GAL was financed and protected by Spain’s Interior Ministry. It attacked Basques living in and operating out of France, as well as those inside Spain. Several Spanish government officials were convicted in 1997 for their role in the illegal campaign against the Basque terrorists. Among them was a former interior minister in the government of Socialist prime minister Felipe Gonz?lez. The prime minister publicly defended the anti-terror campaign, claiming that “democracy is defended in the sewers as well as in the salons.”
On April 19 of this year, France, under pressure from Spain, arrested several ETA leaders, including Jurdan Martitegi Lizaso, the head of ETA. There are more than 600 ETA members now rotting in Spanish prisons, with 150 more jailed in France.
Spain’s hypocrisy is evident not only in its doctrine of “fight terrorism as we say and not as we do,” pontificated when it comes to Jews defending themselves. It is no less outrageous when Spain lectures Israel about its “occupied territories” and security fence.
It happens that Spain occupies enclaves of territory on the northern Africa coast, Ceuta and Melilla, surrounded by Morocco, home to Spanish settlers. Morocco does not recognize the legitimacy of these Spanish settlements on its land. The Spanish interlopers in Morocco are walled in by – yes, you guessed it – a high security fence. Africans are not let in and in fact a number have been killed trying to sneak through.
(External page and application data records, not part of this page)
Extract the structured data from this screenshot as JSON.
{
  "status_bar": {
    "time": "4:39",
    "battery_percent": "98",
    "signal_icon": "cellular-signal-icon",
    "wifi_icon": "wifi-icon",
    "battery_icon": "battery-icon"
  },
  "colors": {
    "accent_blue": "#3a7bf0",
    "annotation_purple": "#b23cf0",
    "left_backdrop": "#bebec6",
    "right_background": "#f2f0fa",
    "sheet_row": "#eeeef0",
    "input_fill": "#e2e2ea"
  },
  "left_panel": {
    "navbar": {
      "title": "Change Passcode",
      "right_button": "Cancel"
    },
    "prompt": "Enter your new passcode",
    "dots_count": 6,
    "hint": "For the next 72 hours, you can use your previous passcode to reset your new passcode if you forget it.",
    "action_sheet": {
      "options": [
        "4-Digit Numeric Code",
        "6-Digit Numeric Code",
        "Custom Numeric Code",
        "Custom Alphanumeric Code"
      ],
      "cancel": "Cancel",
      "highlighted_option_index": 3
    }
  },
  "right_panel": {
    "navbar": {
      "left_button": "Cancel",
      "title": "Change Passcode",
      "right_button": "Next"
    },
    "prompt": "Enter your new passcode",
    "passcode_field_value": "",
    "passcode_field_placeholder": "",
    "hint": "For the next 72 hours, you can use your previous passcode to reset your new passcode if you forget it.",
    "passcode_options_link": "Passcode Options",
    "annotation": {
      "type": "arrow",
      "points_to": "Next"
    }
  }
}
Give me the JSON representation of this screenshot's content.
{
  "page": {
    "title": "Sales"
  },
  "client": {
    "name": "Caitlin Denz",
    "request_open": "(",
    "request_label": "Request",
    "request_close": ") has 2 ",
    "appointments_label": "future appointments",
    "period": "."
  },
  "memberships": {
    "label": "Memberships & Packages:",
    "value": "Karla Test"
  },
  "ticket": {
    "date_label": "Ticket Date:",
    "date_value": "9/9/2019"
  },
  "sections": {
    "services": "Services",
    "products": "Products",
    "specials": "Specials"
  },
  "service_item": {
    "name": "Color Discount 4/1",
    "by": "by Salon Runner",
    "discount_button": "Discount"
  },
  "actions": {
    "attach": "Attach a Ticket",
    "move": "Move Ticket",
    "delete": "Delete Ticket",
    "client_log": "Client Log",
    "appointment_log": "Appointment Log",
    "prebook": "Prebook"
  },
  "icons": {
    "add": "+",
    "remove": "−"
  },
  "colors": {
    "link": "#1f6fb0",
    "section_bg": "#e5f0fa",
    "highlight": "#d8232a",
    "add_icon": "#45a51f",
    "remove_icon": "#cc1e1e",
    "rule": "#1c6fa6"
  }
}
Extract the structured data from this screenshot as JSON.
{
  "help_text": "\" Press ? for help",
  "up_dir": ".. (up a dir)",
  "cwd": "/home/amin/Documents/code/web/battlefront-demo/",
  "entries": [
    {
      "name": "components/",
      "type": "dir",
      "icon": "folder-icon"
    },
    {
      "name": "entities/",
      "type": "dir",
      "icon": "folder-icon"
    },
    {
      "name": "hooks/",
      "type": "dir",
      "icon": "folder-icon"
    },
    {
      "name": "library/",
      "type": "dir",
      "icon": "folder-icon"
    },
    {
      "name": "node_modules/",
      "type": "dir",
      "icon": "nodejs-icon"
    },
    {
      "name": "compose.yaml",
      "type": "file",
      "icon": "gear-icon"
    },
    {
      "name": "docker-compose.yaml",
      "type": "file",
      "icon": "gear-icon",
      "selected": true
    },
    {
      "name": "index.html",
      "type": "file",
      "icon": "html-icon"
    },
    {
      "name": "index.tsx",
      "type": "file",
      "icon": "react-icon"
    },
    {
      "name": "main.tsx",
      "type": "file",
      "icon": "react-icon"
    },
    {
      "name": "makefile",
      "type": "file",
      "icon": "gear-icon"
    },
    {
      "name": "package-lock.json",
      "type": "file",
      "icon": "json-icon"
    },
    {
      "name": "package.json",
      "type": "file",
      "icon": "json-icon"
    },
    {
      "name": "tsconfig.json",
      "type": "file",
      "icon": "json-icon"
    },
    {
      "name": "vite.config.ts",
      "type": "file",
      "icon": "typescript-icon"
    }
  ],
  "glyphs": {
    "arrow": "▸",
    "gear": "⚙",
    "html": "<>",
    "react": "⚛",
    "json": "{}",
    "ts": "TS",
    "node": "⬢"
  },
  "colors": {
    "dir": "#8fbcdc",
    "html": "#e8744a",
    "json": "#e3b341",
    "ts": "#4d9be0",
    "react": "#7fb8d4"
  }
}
The legitimacy of Spain’s possession of these occupied territories is flimsy at best, and they are completely unnecessary for Spanish security. But don’t expect the UN or Western “peace activists” to utter a peep about that anytime soon.
Steven Plaut, a frequent contributor to The Jewish Press, is a professor at Haifa University. His book “The Scout” is available at Amazon.com. He can be contacted at firstname.lastname@example.org.